- "How long will we need this crib?" If you plan on three or more years between children, then you may want to consider a crib that will convert to a youth bed.
Otherwise, youll need the crib for the next baby before his older sibling is out of it. Most children outgrow a youth bed by about age six.
- "What is the quality and construction of this used furniture?" If the construction is solid and you are handy with some putty and paint (nontoxic), then buy used.
- "Could I purchase a display model?" Most merchandisers sell their display models at a considerable discount.
- "Will this possibly be someones gift to us?" Dont buy baby furniture until you are reasonably certain that this will not be a gift from Mom and Dad or Grandma and
- "Is this furniture functional, practical, and reasonable?" If you have to go into debt to buy the furniture you feel your child is entitled to (your baby, by the way, will not
care what he sleeps in), then you need to reevaluate your priorities. Materialism makes paupers of us all.
I got thirty boxes of baby juice free today and I dont have a baby! Ill donate them to a crisis pregnancy center, or perhaps Ill pour the apple juice into Bobs
breakfast glass and see if hell notice. Here are some great ways to save on baby food.
- Freebies: Remember to sign up for formula samples through your doctors office (you may need to ask for this) and take advantage of any special offers included
with the free formula samples you receive during your hospital stay. Keep checking my Web site for the latest toll-free numbers, free samples, and money-saving
- Commercial baby food: You can go to your favorite brand name site (the way we showed you in the Diapers section) to check out available coupons and savings.
For starters, try www.similac.com or 1-800-222-9546 and www.gerber.com or 1-800-443-7237. You could also call the toll-free operator at 1-800-555-1212
and ask for the toll-free number of your favorite brand. Then call and ask them to send you coupons. You will then get on their regular mailing list and receive other
- Grind your own: Invest in a small grinder with removable plastic parts. This is a minimal investment with maximum savings.
- Fresh: Grind several portions of freshly prepared vegetables before you add salt and other seasonings. You may have to add a little water as you grind. Place
portions in airtight plastic containers and refrigerate immediately if you are not going to serve them right away. They will be good for about four days.
- Canned: If you dont have time to steam or boil fresh vegetables, buy cans of no-salt-added vegetables and get the equivalent of four jars of baby food for a quarter

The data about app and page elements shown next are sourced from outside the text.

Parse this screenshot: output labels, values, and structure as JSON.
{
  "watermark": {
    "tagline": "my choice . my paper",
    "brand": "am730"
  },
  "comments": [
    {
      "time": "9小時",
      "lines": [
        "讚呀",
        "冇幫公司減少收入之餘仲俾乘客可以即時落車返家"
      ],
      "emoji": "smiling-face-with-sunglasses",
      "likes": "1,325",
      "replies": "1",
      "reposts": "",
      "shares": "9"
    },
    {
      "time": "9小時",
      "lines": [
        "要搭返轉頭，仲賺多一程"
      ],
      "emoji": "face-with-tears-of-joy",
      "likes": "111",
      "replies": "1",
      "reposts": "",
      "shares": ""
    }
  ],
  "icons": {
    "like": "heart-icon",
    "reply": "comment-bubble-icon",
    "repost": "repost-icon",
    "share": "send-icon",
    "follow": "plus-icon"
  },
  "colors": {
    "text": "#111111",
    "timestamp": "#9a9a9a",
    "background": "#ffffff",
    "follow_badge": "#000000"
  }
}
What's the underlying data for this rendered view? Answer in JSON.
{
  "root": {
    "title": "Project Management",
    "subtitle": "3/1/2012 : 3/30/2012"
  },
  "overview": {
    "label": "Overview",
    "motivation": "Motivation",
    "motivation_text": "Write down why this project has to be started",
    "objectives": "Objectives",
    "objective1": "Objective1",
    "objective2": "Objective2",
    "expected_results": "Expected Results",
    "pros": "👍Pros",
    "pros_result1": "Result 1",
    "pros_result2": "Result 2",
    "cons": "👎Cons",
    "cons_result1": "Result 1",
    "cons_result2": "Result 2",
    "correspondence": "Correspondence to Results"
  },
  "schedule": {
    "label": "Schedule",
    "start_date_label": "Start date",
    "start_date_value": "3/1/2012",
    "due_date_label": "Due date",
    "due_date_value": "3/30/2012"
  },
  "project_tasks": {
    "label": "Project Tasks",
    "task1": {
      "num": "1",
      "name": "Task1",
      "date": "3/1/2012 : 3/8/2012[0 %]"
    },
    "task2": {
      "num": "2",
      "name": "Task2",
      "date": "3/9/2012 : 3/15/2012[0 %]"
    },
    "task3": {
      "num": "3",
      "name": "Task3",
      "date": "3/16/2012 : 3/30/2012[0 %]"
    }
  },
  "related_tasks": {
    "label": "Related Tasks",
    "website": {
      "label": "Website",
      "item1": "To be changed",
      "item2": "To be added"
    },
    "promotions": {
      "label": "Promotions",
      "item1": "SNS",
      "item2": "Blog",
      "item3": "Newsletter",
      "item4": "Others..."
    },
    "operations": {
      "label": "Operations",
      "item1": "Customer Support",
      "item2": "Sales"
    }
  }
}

of the price. Keep in mind that canned veggies lose some of their nutritional value, so fresh is betterbut canned is a good second choice.
- Leftovers: "Better safe than sorry" is the old saying. Dont feed your baby leftovers. If youve already reheated a portion from the initial cooking, dont serve it
"You know, Mama, snuggling you is the faborite part of my day. Youve got the bestest kissies in de whole world!"
Four-year-old Conan to the Coupon Queen
Excerpted from How to Save Money Every Day. Copyright 2001, Ellie Kay, ISBN: 0764224468. Published by Bethany House Publishers. Used by permission. Unauthorized duplication prohibited.